My grandfather died a very wealthy man who grew disgusted with his one remaining child and her children, and he left his fortune to a charity. One can say well, a man can do what he chooses with his wealth, and indeed he may. But would he change his mind now that he has great-grandchildren who have grown and graduated college and started lucrative careers? Of course they did this mainly with his seminal contribution and not much more, but really grandfather gave up too early on his efforts. It isn’t about the investment he might have made but rather the vote of confidence, the nod to endurance, the passing of the baton. Make plans for one’s children and one’s tea, in that order. Even if all you have is a plan and crossed fingers, we cannot know how everything will turn out, only that we can give the best possible start. Today’s “tuition” is tomorrow’s success.

Thursday, September 7, 2017

2017 Best Tea Books

Tea chatting online is a daunting activity, with puerh fanatics known to lurk for years before saying hello. You can avoid the awkwardness of speaking up about your favorite tuos with this clever guide. Before sticking yourself out there in the minefield, read this book for tips on sounding erudite about bricks while avoiding tea trolls. Full explanations of Simplified vs. Complicated Yun will appeal to beginners as well as experienced fanatics, as will the chat applications available on Ubuntu. Probably the most useful chapter is Google-ready tea phrases in a variety of languages, including apology texts in Japanese. 

Finally a breath of fresh air in the field of seemingly endless gender studies, this time focusing on tea from the male perspective. No doubt the chapter called Down Town Abbey which focuses on tea, politics and London men's clubs will result in at least one well-attended forum at this year's MLA conference. Sorry ladies, but you are sooo last decade. It's time to step aside and finally allow men their day on top of the tea world. Surely they have more to say.

This timely publication is a straightforward how-to from soup to nuts on pressing your own puerh without ever leaving your sofa. Contains necessary information like bulk mailing producers and disguising third party Lincang sources. The book has a 200 page chapter on designing your own wrappers and nei fei, and examples of date stamp fonts and holostrips that rival even Taetea's best fakers. Real or pretend, you can do it yourself and cut out the middleman. This book will pay for itself in no time once you start emailing friends and selling tea on Instagram like the other big guys do.

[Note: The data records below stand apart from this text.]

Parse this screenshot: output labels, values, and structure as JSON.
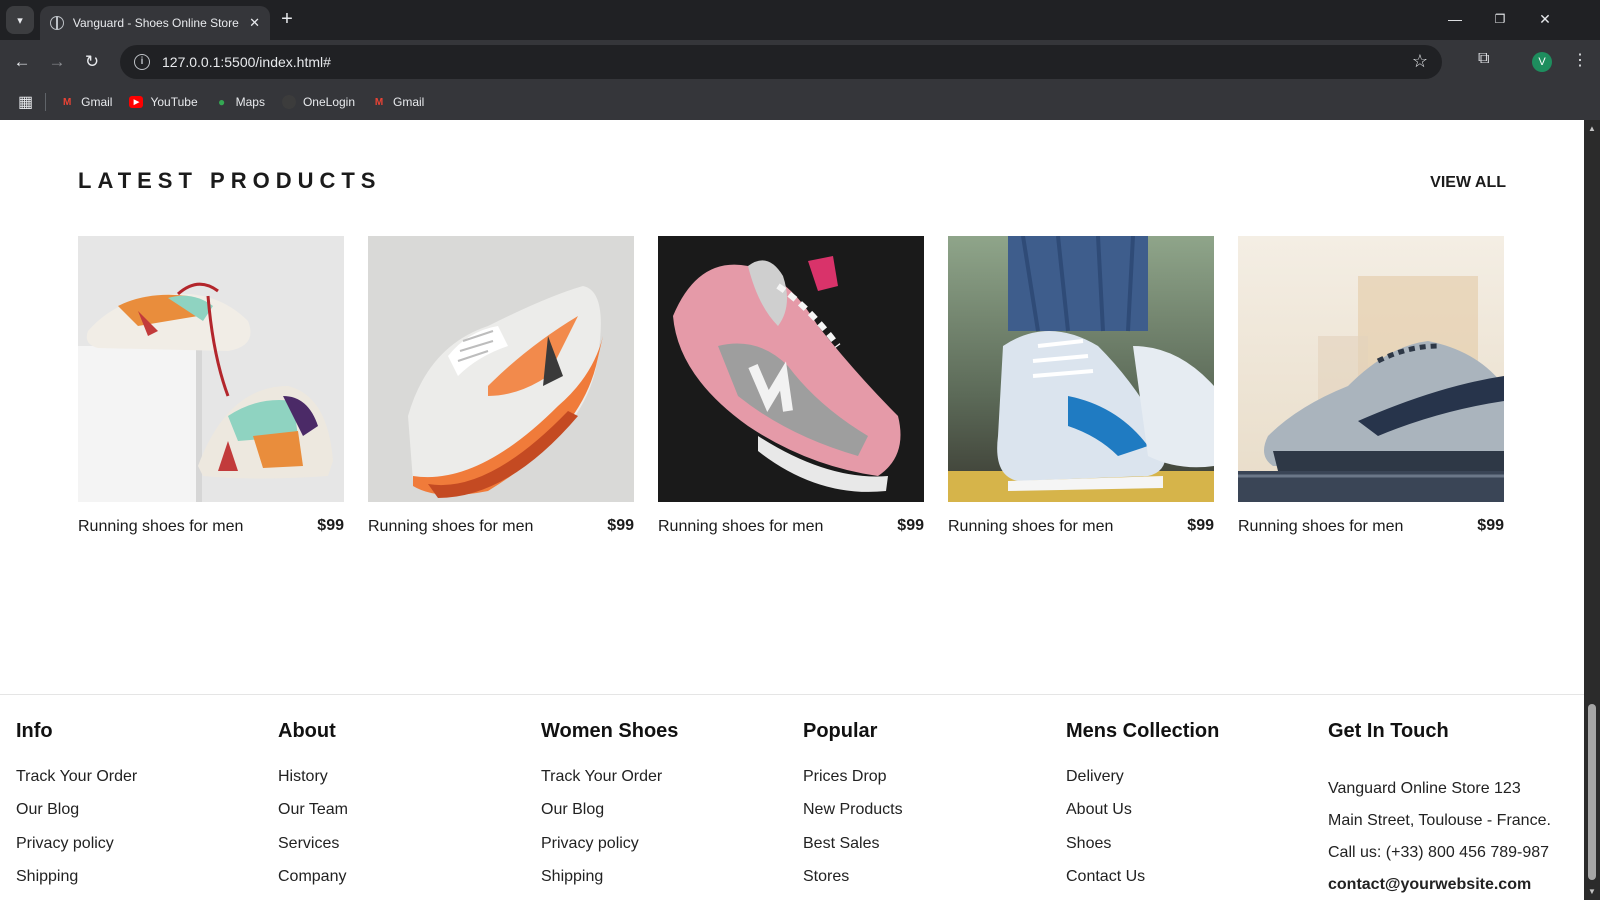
{
  "browser": {
    "tab_title": "Vanguard - Shoes Online Store",
    "tab_close": "✕",
    "new_tab": "+",
    "url": "127.0.0.1:5500/index.html#",
    "profile_initial": "V",
    "window_controls": [
      "—",
      "❐",
      "✕"
    ],
    "bookmarks": [
      {
        "label": "Gmail",
        "icon": "gmail-icon"
      },
      {
        "label": "YouTube",
        "icon": "youtube-icon"
      },
      {
        "label": "Maps",
        "icon": "maps-icon"
      },
      {
        "label": "OneLogin",
        "icon": "onelogin-icon"
      },
      {
        "label": "Gmail",
        "icon": "gmail-icon"
      }
    ]
  },
  "page": {
    "section_title": "LATEST PRODUCTS",
    "view_all": "VIEW ALL",
    "products": [
      {
        "name": "Running shoes for men",
        "price": "$99"
      },
      {
        "name": "Running shoes for men",
        "price": "$99"
      },
      {
        "name": "Running shoes for men",
        "price": "$99"
      },
      {
        "name": "Running shoes for men",
        "price": "$99"
      },
      {
        "name": "Running shoes for men",
        "price": "$99"
      }
    ]
  },
  "footer": {
    "columns": [
      {
        "title": "Info",
        "links": [
          "Track Your Order",
          "Our Blog",
          "Privacy policy",
          "Shipping"
        ]
      },
      {
        "title": "About",
        "links": [
          "History",
          "Our Team",
          "Services",
          "Company"
        ]
      },
      {
        "title": "Women Shoes",
        "links": [
          "Track Your Order",
          "Our Blog",
          "Privacy policy",
          "Shipping"
        ]
      },
      {
        "title": "Popular",
        "links": [
          "Prices Drop",
          "New Products",
          "Best Sales",
          "Stores"
        ]
      },
      {
        "title": "Mens Collection",
        "links": [
          "Delivery",
          "About Us",
          "Shoes",
          "Contact Us"
        ]
      }
    ],
    "contact": {
      "title": "Get In Touch",
      "lines": [
        "Vanguard Online Store 123",
        "Main Street, Toulouse - France.",
        "Call us: (+33) 800 456 789-987",
        "contact@yourwebsite.com"
      ]
    }
  }
}
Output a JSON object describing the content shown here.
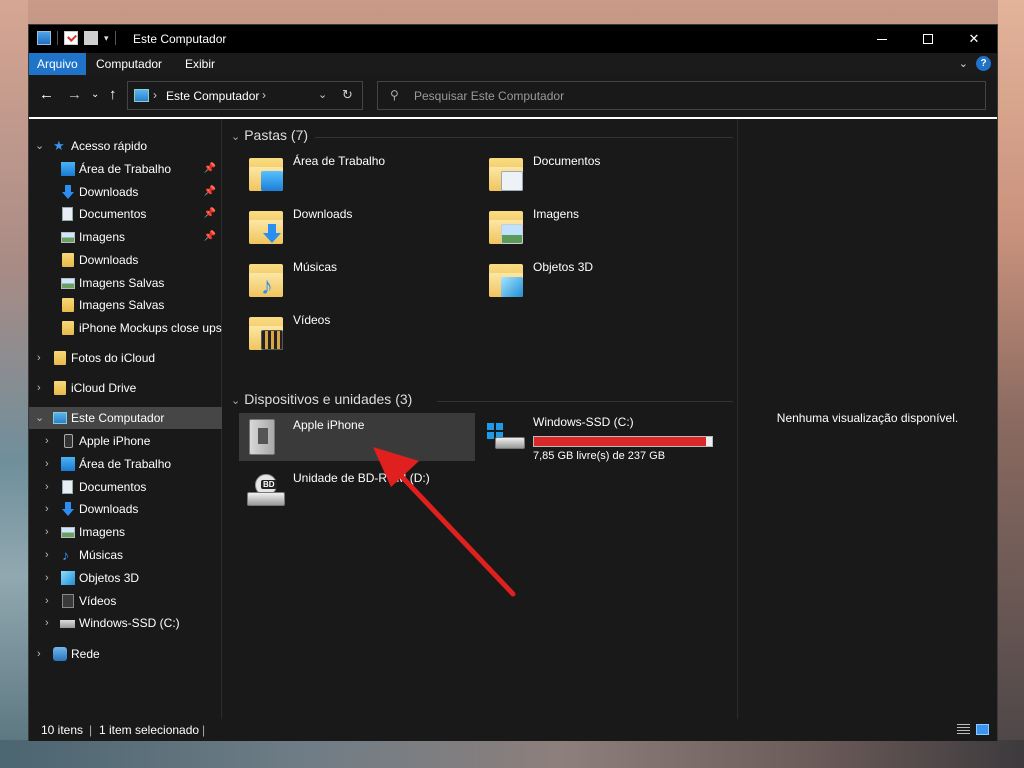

A typical tell-all confessional from the perspective of the child dealing with a parent's puerh hobby. You might need to skip past the whiny chapters on the author's therapy experience and 12-Step co-dependency groups. The book contains a surprisingly sensitive distinction between puerh collecting and actual hoarding, but also some rather alarming advice on selling beengs without mother noticing they are gone. I stopped drinking for one day after finishing this.

A software application does not really qualify as a book, but nobody really reads anymore and this app is so timely. The features are simply amazing. The app is a browser .EXT that reverts Yunnan Sourcing back to its classic design, so you don't need to bother with the new catalog format!

I like the Doom Cart feature. All I do is type in the cake I want and the app finds it with the current price and adds it to the Doom Cart with an ongoing price tally, and any applicable buyer points. Whenever I load my browser, my Cart automatically updates with price increases or discounts.

To your desktop you can add on optional credit card interest calculators, savings planners and current vouchers. I haven't tried the new Bitcoin wallet bots yet, these might out-date themselves rather quickly but they are a cool idea for earning free money to buy tea. This fully automated language translation app works with Chrome, Firefox, Safari, Internet Explorer, GSA, FxiOS, Maxthon, CriOS, Mobile and SamsungBrowser.

Finding good tea books to review is a daunting task, and I hope you enjoyed this year's review because I might not have another for next year.